*** Begin section ***

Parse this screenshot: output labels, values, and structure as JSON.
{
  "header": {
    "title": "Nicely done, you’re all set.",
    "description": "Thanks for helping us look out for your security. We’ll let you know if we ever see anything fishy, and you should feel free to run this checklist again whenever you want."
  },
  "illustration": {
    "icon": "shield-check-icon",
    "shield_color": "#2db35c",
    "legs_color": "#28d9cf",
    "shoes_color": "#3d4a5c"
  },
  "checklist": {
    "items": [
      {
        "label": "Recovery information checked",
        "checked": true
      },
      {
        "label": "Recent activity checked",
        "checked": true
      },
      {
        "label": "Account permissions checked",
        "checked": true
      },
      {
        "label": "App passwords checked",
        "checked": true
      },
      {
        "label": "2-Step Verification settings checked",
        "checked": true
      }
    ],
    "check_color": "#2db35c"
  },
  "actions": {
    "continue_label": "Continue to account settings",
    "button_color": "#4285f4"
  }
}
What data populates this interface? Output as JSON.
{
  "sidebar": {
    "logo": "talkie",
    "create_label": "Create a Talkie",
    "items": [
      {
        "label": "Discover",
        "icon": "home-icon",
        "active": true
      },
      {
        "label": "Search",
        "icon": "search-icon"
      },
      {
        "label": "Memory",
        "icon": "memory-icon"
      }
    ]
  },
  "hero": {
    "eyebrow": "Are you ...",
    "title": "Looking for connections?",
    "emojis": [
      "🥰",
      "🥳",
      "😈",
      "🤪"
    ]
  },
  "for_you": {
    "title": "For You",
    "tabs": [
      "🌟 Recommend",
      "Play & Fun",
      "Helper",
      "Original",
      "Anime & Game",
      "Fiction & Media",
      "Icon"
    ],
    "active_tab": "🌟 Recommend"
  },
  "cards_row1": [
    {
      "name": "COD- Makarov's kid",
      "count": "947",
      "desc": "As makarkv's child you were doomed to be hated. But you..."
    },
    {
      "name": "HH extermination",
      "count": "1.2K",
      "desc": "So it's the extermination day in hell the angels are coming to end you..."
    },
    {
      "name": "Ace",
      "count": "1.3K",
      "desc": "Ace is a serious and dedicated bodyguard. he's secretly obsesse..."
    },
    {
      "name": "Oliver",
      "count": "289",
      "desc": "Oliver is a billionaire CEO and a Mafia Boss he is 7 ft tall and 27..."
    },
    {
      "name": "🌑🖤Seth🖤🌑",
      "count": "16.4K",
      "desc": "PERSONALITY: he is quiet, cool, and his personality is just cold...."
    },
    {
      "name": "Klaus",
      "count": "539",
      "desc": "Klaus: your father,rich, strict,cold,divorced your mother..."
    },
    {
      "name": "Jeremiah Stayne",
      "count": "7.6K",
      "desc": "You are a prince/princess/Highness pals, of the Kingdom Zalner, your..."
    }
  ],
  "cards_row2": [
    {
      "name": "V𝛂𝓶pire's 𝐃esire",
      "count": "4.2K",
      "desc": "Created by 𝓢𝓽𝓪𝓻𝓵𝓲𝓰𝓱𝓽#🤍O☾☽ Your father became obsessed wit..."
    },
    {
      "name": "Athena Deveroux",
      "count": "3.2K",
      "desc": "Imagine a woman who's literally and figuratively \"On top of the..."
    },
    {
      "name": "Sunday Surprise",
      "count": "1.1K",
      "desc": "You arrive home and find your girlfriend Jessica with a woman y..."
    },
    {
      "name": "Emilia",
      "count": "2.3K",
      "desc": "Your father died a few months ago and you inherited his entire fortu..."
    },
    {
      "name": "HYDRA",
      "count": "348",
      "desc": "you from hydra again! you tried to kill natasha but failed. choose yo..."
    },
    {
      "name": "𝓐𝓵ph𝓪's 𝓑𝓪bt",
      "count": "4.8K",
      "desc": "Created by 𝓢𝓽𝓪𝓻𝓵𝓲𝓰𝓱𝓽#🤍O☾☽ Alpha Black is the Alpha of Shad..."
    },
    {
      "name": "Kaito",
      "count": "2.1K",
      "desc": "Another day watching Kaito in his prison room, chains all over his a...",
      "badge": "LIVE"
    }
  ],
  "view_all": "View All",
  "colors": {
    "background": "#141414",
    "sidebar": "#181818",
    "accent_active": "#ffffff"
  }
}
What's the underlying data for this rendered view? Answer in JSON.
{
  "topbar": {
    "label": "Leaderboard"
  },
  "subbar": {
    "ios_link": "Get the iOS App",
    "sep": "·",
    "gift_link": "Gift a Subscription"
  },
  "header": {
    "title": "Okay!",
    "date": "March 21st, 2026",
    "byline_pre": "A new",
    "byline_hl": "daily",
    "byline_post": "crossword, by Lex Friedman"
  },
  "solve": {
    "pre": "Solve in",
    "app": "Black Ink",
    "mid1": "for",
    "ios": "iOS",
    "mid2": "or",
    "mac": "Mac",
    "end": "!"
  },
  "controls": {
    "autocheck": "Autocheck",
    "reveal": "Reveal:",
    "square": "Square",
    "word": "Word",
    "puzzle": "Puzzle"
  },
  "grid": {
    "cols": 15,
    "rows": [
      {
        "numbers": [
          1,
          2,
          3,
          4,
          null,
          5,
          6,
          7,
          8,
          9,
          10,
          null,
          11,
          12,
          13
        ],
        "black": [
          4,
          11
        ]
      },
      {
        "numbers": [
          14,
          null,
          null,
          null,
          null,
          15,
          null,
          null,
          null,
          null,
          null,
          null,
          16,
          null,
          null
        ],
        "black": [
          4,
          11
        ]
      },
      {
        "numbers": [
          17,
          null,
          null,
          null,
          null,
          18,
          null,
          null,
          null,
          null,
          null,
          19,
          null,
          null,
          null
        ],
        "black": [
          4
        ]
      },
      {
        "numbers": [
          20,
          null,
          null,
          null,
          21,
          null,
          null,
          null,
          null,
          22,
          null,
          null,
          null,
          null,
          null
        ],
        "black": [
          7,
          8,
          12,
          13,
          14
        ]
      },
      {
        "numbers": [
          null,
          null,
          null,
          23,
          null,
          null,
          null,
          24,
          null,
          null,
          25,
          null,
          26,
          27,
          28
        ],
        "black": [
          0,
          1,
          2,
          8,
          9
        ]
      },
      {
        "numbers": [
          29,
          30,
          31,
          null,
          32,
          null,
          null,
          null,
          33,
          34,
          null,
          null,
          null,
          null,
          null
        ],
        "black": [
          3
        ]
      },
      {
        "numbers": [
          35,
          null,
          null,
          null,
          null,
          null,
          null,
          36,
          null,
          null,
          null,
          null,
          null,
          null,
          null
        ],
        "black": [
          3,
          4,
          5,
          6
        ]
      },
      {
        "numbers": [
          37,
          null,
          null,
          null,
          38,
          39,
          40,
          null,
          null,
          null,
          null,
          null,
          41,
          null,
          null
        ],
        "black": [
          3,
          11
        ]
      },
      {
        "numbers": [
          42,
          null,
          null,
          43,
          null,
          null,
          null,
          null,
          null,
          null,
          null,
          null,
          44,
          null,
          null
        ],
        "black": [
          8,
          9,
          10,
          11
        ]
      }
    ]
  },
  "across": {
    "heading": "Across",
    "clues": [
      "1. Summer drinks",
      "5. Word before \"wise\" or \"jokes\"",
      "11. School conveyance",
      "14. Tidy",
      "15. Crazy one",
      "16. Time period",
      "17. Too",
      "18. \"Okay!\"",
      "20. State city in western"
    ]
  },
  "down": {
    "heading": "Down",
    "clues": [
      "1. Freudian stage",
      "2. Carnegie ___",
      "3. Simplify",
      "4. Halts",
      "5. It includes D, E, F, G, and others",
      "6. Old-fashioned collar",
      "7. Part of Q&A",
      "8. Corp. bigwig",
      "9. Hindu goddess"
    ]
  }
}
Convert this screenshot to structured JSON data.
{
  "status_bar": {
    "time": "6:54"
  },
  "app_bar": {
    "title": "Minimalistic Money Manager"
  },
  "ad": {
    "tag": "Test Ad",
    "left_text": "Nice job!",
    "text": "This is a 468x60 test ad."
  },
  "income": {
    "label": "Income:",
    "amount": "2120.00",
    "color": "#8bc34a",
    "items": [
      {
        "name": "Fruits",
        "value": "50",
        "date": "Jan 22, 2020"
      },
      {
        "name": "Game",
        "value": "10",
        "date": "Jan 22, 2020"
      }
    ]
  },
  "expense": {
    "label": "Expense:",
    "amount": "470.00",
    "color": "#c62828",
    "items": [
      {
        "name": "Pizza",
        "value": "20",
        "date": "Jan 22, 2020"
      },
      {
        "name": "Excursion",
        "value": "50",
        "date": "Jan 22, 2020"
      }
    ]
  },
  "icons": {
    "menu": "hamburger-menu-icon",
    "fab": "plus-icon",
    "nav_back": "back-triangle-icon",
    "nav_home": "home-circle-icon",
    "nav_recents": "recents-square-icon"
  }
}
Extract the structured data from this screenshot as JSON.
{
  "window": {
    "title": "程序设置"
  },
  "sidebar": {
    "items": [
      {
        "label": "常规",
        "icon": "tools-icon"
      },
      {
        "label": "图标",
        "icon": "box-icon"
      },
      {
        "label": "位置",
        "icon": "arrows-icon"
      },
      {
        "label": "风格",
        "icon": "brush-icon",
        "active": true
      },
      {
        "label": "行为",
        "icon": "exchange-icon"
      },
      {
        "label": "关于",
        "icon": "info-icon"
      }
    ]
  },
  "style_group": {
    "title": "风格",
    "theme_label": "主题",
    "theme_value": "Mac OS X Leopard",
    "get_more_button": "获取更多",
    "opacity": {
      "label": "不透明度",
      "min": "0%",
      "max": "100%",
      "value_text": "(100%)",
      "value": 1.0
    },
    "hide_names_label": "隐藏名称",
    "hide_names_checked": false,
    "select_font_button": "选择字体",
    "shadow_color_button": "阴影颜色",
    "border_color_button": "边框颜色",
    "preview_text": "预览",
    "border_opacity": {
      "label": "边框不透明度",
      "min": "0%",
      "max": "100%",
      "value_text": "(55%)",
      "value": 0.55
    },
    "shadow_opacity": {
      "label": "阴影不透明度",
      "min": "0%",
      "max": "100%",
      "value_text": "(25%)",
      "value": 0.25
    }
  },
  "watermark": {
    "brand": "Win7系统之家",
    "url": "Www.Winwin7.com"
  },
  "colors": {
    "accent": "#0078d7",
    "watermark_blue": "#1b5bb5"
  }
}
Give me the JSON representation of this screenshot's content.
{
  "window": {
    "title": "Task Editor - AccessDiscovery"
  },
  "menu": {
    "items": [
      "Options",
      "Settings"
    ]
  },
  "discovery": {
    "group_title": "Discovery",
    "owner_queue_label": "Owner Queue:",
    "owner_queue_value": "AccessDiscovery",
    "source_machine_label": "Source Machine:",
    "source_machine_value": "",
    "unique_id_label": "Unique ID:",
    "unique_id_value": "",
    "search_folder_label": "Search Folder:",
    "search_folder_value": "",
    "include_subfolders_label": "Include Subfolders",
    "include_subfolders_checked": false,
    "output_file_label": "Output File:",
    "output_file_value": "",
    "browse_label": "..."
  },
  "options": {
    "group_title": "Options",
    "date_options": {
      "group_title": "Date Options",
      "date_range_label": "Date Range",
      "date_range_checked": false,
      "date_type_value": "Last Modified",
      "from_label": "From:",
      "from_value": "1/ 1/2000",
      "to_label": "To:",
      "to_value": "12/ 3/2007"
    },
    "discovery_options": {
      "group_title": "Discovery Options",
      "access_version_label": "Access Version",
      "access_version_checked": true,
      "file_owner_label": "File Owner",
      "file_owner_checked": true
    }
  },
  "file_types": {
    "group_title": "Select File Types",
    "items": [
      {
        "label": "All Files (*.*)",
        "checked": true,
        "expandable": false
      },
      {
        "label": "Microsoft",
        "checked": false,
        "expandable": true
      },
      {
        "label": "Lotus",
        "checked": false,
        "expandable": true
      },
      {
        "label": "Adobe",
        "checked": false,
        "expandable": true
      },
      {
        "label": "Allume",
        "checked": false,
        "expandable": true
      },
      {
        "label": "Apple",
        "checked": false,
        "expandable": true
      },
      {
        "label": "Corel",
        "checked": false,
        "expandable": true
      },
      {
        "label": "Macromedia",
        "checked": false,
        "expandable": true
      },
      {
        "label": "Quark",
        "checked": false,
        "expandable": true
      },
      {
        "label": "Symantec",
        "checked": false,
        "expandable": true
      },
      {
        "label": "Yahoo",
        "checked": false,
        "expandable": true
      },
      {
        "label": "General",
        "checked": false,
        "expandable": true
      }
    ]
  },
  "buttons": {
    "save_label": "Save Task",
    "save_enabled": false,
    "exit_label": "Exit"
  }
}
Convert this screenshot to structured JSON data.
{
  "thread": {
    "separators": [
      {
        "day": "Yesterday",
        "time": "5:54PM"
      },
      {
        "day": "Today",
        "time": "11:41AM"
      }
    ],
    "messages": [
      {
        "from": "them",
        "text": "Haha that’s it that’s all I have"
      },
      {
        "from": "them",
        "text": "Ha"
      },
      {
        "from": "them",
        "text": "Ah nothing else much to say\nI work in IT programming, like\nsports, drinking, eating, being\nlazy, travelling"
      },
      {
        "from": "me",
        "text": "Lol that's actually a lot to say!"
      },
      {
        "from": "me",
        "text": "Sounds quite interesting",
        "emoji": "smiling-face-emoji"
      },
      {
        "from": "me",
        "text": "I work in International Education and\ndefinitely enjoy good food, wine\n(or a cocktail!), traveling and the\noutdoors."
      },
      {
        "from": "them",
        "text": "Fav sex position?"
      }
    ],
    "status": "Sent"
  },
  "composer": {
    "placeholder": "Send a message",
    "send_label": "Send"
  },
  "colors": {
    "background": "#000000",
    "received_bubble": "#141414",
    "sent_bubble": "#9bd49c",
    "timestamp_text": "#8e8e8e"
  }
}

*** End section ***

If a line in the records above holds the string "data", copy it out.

What data populates this interface? Output as JSON.
What's the underlying data for this rendered view? Answer in JSON.
Convert this screenshot to structured JSON data.
Extract the structured data from this screenshot as JSON.
Convert this screenshot to structured JSON data.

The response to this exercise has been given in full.